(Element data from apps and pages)

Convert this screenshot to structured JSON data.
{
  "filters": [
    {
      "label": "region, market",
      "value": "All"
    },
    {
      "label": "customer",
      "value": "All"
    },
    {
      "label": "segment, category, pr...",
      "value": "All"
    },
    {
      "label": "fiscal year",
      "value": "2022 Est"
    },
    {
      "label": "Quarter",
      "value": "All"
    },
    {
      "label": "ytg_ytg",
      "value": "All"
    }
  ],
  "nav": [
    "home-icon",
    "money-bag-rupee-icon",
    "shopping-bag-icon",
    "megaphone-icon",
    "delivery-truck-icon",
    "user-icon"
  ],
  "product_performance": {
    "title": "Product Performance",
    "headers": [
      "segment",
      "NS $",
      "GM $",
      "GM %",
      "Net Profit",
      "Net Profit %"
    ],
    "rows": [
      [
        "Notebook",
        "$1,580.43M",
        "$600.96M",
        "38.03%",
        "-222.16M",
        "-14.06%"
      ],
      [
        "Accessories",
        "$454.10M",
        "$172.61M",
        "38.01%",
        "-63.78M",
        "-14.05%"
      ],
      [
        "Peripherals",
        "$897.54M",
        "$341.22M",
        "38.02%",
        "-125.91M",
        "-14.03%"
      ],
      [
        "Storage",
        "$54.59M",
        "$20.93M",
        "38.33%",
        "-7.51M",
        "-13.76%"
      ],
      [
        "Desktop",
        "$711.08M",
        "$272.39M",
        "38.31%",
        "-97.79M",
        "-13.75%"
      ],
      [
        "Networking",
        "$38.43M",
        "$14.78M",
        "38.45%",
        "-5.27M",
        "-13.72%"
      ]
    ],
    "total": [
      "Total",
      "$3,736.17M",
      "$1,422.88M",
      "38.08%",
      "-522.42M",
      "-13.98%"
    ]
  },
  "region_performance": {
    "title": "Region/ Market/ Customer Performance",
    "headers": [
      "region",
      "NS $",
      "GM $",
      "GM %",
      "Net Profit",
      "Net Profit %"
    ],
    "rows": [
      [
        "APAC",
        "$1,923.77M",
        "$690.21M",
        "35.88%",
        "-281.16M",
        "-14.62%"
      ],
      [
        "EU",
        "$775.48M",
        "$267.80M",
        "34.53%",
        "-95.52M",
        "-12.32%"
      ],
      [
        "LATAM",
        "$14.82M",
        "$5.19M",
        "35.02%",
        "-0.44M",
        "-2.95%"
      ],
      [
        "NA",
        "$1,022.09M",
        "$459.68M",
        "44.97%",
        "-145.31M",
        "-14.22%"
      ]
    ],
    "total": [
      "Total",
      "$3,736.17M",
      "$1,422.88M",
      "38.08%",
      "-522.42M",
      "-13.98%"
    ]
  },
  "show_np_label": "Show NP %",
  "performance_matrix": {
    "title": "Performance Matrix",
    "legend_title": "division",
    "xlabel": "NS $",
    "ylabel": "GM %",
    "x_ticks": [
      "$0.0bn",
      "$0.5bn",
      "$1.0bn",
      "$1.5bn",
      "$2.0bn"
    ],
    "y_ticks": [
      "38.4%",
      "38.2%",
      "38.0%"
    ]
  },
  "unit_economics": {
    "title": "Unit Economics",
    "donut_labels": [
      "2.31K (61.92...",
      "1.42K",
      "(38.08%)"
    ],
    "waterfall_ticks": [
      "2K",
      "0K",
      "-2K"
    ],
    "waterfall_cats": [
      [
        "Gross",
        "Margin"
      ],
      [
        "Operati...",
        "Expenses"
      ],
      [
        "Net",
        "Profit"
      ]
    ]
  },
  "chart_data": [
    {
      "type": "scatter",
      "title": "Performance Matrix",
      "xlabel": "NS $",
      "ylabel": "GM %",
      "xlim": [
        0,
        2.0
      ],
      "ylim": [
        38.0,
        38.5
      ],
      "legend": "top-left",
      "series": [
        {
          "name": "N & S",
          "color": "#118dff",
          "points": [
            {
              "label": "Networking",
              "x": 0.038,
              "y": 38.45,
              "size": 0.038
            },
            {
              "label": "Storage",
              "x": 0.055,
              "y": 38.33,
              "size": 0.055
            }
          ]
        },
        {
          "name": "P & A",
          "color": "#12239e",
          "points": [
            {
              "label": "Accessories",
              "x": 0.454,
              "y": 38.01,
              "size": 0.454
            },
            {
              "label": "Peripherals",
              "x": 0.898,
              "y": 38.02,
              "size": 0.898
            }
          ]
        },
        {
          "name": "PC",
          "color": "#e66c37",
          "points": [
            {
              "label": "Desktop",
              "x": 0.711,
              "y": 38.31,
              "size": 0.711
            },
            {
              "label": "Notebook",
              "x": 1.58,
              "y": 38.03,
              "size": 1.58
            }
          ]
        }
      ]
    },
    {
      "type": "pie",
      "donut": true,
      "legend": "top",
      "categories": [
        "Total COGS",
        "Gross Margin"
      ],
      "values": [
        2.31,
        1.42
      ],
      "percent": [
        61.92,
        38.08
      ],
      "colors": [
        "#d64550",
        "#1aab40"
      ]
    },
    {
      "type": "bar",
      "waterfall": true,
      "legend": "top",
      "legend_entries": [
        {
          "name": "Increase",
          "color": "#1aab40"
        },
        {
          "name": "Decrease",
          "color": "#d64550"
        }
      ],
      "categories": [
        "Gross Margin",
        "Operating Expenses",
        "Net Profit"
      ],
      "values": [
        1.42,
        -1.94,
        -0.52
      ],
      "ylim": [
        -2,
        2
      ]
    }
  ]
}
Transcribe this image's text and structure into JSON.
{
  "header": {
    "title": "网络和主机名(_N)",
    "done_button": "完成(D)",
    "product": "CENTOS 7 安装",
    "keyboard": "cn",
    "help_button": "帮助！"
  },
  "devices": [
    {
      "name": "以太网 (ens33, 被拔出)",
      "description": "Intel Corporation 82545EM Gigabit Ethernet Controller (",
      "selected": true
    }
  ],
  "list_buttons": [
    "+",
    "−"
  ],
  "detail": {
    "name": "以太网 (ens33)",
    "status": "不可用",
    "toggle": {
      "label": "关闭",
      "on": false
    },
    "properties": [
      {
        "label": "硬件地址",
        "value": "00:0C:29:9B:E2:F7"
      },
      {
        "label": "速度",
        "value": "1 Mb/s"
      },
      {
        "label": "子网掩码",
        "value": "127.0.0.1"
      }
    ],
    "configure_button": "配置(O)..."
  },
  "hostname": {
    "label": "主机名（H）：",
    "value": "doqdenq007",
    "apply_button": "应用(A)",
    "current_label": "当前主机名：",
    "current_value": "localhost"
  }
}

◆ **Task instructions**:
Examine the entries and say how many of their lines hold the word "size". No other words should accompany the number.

◆ **Written answer**:
6